Page 31080

 1     going to see some of the answers.

 2             So there's no reason to do this.  There's no prejudice to them

 3     strategically, yes, they'd be better off that way, but this is not what

 4     this is about.

 5             And frankly, if, during my cross-examination, something new and

 6     different and rather exculpatory to one of the accused comes out, I will

 7     probably not be objecting to Defence counsel who that is affected by that

 8     to be able to put questions to the General on that particular point.  I

 9     don't want to leave any accused hanging out to dry, so to speak, and

10     having them not be able to respond.  But this idea that this is going to

11     save some time is just not correct.

12             JUDGE AGIUS:  Thank you.

13             Mr. Haynes, where do we -- how is it going?  Where do you stand?

14     How many more hours?

15             MR. HAYNES:  Sorry, I've changed headphone sets.

16             To have estimated 30 hours and be on schedule to do it in 30

17     hours, I pat myself on the back for frankly because I think that's pretty

18     much exactly what it's going to be.  The amount of material we are

19     getting through we can gauge -- we can project quite accurately now, I

20     think I will take a couple or maybe three days of next week.  And that

21     will be eight or nine days which is 30 hours.

22             JUDGE AGIUS:  It's been 19 hours.  You've been 19 hours so far

23     so --

24             MR. HAYNES:  I knew somebody would be timing me.

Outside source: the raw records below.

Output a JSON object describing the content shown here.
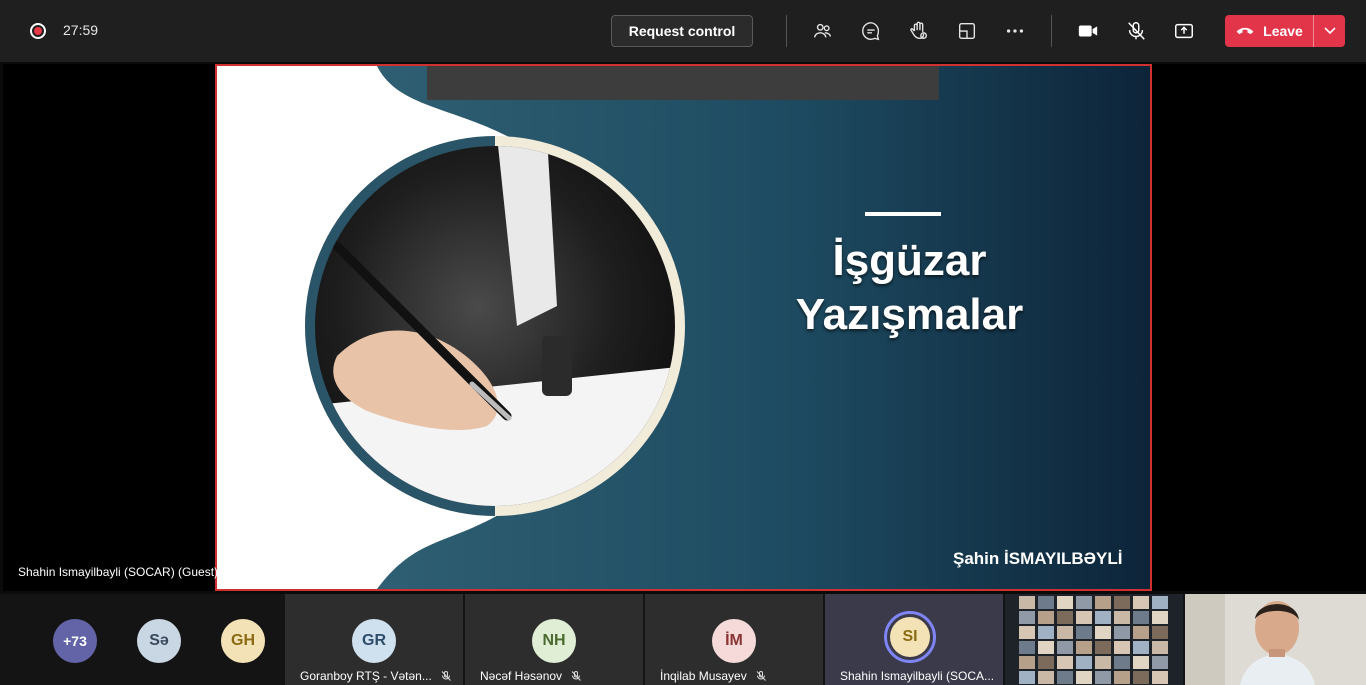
{
  "meeting": {
    "timer": "27:59",
    "request_control_label": "Request control",
    "leave_label": "Leave",
    "toolbar_icons": [
      "people-icon",
      "chat-icon",
      "raise-hand-icon",
      "rooms-icon",
      "more-icon",
      "camera-icon",
      "mic-off-icon",
      "share-icon"
    ]
  },
  "stage": {
    "presenter_name": "Shahin Ismayilbayli (SOCAR) (Guest)"
  },
  "slide": {
    "title_line1": "İşgüzar",
    "title_line2": "Yazışmalar",
    "author": "Şahin İSMAYILBƏYLİ"
  },
  "participants": {
    "overflow": {
      "initials": "+73",
      "color": "#6264a7"
    },
    "avatars": [
      {
        "initials": "Sə",
        "color": "#c9d6e3",
        "text": "#3a4a5e"
      },
      {
        "initials": "GH",
        "color": "#f3e2b5",
        "text": "#8a6a12"
      }
    ],
    "tiles": [
      {
        "initials": "GR",
        "name": "Goranboy RTŞ - Vətən...",
        "color": "#cfe0ee",
        "text": "#2d4d6b"
      },
      {
        "initials": "NH",
        "name": "Nəcəf Həsənov",
        "color": "#dfeed4",
        "text": "#4b6b32"
      },
      {
        "initials": "İM",
        "name": "İnqilab Musayev",
        "color": "#f6d9d9",
        "text": "#8a3434"
      },
      {
        "initials": "SI",
        "name": "Shahin Ismayilbayli (SOCA...",
        "color": "#f3e2b5",
        "text": "#8a6a12"
      }
    ]
  }
}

25             JUDGE AGIUS:  So we're talking about another 11, 12 hours.  Okay.

Page 31081

 1     Let me consult with my colleagues, please.

 2                           [Trial Chamber confers]

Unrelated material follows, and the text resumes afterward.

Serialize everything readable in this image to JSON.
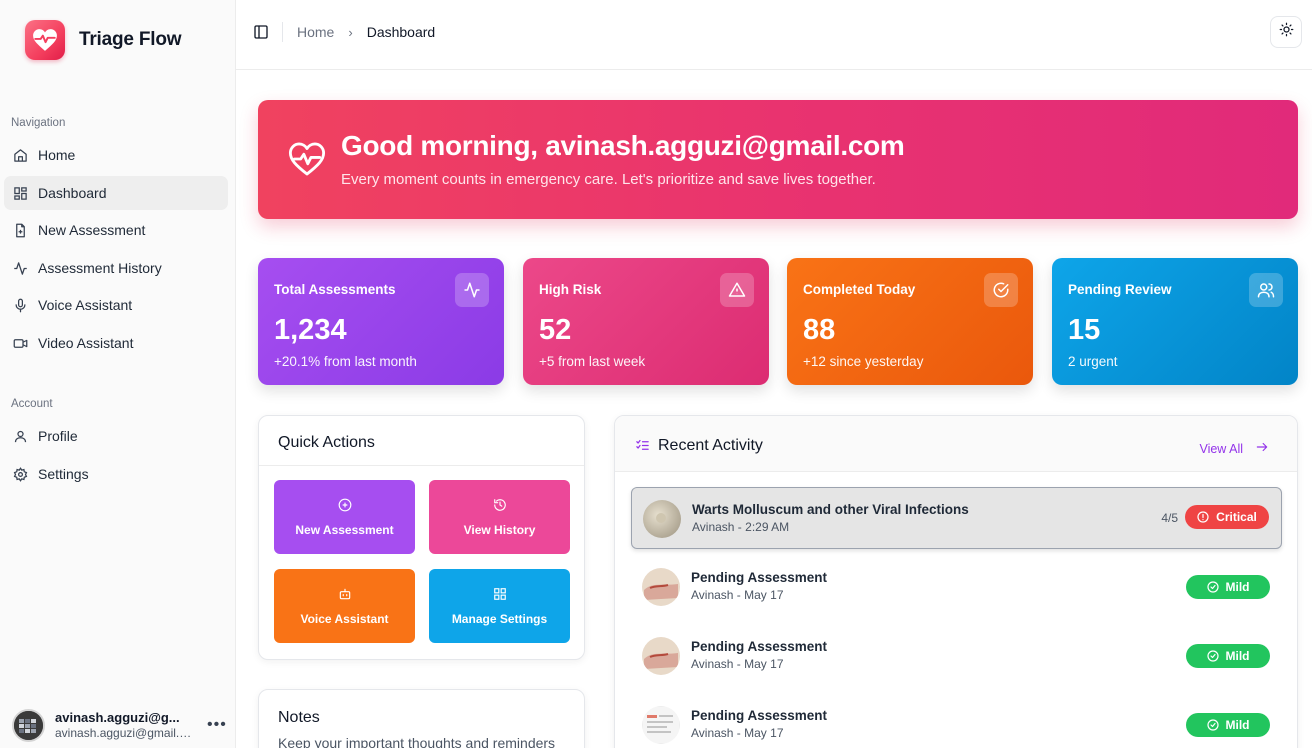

 3             JUDGE AGIUS:  We will be thinking about this matter, and we will

 4     come down with our decision on Monday orally.  In the meantime, I

 5     wouldn't suggest that anyone takes risks and assume the decision to go

 6     one way or another.  So be prepared just in case.  Thank you.

 7             We will resume on Monday morning.  Thank you.

 8             MR. McCLOSKEY:  Mr. President, can I just ask you one thing.  Due

 9     to the lateness of this, if there is a particular question you have

10     regarding this motion, I -- if you could ask us to address it because

11     there's a lot of points in here, and I did not want to hold us up.

12             JUDGE AGIUS:  No, Mr. McCloskey.  If I may say so, this is a

13     matter that we preferred not to discuss amongst ourselves once we were

14     told that you would be responding orally today.  So we prefer to wait,

15     hear your submissions, and I think in the few minutes that we have left,

16     it will be not exactly the right thing to do on our part to rush into a

17     decision.  We need to discuss.  Thank you.

18                           --- Whereupon the hearing adjourned at 6.15 p.m.,

19                           to be reconvened on Monday, the 9th day of

20                           February, 2009 at 9.00 a.m.